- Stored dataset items
__________

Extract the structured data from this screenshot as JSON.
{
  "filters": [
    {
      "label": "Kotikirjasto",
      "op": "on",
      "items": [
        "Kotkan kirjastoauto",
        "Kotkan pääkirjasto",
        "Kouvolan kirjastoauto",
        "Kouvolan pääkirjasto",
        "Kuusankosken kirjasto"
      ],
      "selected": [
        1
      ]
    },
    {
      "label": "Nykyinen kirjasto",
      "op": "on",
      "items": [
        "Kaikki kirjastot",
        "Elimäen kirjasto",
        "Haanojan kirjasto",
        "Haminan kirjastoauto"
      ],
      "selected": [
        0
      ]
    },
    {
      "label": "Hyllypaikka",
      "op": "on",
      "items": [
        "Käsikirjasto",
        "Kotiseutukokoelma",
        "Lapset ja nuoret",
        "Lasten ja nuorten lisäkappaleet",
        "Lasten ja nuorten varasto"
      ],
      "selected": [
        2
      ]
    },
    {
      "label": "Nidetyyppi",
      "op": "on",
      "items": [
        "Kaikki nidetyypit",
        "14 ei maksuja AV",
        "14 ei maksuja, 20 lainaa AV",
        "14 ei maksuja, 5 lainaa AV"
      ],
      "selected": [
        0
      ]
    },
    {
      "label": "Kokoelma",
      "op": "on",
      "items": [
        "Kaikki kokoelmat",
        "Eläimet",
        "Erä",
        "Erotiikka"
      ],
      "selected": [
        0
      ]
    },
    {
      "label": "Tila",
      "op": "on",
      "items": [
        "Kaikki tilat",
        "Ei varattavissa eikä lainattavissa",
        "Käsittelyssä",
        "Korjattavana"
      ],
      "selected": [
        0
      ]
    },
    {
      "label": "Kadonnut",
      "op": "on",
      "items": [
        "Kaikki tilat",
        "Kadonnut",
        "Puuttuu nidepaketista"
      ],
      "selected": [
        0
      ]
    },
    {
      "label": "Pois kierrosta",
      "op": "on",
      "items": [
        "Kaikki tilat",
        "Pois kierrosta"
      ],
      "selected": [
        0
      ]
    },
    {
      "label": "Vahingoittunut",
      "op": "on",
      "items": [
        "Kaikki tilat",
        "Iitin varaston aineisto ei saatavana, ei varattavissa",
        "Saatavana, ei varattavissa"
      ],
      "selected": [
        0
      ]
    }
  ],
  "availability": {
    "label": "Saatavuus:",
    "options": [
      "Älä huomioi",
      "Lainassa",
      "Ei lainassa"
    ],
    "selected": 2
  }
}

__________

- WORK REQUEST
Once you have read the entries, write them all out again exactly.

- YOUR SOLUTION
Extract the structured data from this screenshot as JSON.
{
  "filters": [
    {
      "label": "Kotikirjasto",
      "op": "on",
      "items": [
        "Kotkan kirjastoauto",
        "Kotkan pääkirjasto",
        "Kouvolan kirjastoauto",
        "Kouvolan pääkirjasto",
        "Kuusankosken kirjasto"
      ],
      "selected": [
        1
      ]
    },
    {
      "label": "Nykyinen kirjasto",
      "op": "on",
      "items": [
        "Kaikki kirjastot",
        "Elimäen kirjasto",
        "Haanojan kirjasto",
        "Haminan kirjastoauto"
      ],
      "selected": [
        0
      ]
    },
    {
      "label": "Hyllypaikka",
      "op": "on",
      "items": [
        "Käsikirjasto",
        "Kotiseutukokoelma",
        "Lapset ja nuoret",
        "Lasten ja nuorten lisäkappaleet",
        "Lasten ja nuorten varasto"
      ],
      "selected": [
        2
      ]
    },
    {
      "label": "Nidetyyppi",
      "op": "on",
      "items": [
        "Kaikki nidetyypit",
        "14 ei maksuja AV",
        "14 ei maksuja, 20 lainaa AV",
        "14 ei maksuja, 5 lainaa AV"
      ],
      "selected": [
        0
      ]
    },
    {
      "label": "Kokoelma",
      "op": "on",
      "items": [
        "Kaikki kokoelmat",
        "Eläimet",
        "Erä",
        "Erotiikka"
      ],
      "selected": [
        0
      ]
    },
    {
      "label": "Tila",
      "op": "on",
      "items": [
        "Kaikki tilat",
        "Ei varattavissa eikä lainattavissa",
        "Käsittelyssä",
        "Korjattavana"
      ],
      "selected": [
        0
      ]
    },
    {
      "label": "Kadonnut",
      "op": "on",
      "items": [
        "Kaikki tilat",
        "Kadonnut",
        "Puuttuu nidepaketista"
      ],
      "selected": [
        0
      ]
    },
    {
      "label": "Pois kierrosta",
      "op": "on",
      "items": [
        "Kaikki tilat",
        "Pois kierrosta"
      ],
      "selected": [
        0
      ]
    },
    {
      "label": "Vahingoittunut",
      "op": "on",
      "items": [
        "Kaikki tilat",
        "Iitin varaston aineisto ei saatavana, ei varattavissa",
        "Saatavana, ei varattavissa"
      ],
      "selected": [
        0
      ]
    }
  ],
  "availability": {
    "label": "Saatavuus:",
    "options": [
      "Älä huomioi",
      "Lainassa",
      "Ei lainassa"
    ],
    "selected": 2
  }
}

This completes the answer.